Work task -
Each line of the listing must be set down exactly as it stands.

Information given -
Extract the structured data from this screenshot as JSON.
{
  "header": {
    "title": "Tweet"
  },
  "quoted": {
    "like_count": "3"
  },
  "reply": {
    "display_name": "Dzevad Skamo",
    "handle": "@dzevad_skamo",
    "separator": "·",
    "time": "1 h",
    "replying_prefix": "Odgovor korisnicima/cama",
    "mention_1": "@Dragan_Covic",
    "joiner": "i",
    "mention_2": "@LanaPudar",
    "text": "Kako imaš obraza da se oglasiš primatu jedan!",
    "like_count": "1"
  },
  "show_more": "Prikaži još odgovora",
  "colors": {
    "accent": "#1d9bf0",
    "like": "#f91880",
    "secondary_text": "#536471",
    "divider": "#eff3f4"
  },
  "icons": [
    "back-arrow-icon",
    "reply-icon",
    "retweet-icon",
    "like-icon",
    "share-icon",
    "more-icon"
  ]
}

Expected answer -
Extract the structured data from this screenshot as JSON.
{
  "header": {
    "title": "Tweet"
  },
  "quoted": {
    "like_count": "3"
  },
  "reply": {
    "display_name": "Dzevad Skamo",
    "handle": "@dzevad_skamo",
    "separator": "·",
    "time": "1 h",
    "replying_prefix": "Odgovor korisnicima/cama",
    "mention_1": "@Dragan_Covic",
    "joiner": "i",
    "mention_2": "@LanaPudar",
    "text": "Kako imaš obraza da se oglasiš primatu jedan!",
    "like_count": "1"
  },
  "show_more": "Prikaži još odgovora",
  "colors": {
    "accent": "#1d9bf0",
    "like": "#f91880",
    "secondary_text": "#536471",
    "divider": "#eff3f4"
  },
  "icons": [
    "back-arrow-icon",
    "reply-icon",
    "retweet-icon",
    "like-icon",
    "share-icon",
    "more-icon"
  ]
}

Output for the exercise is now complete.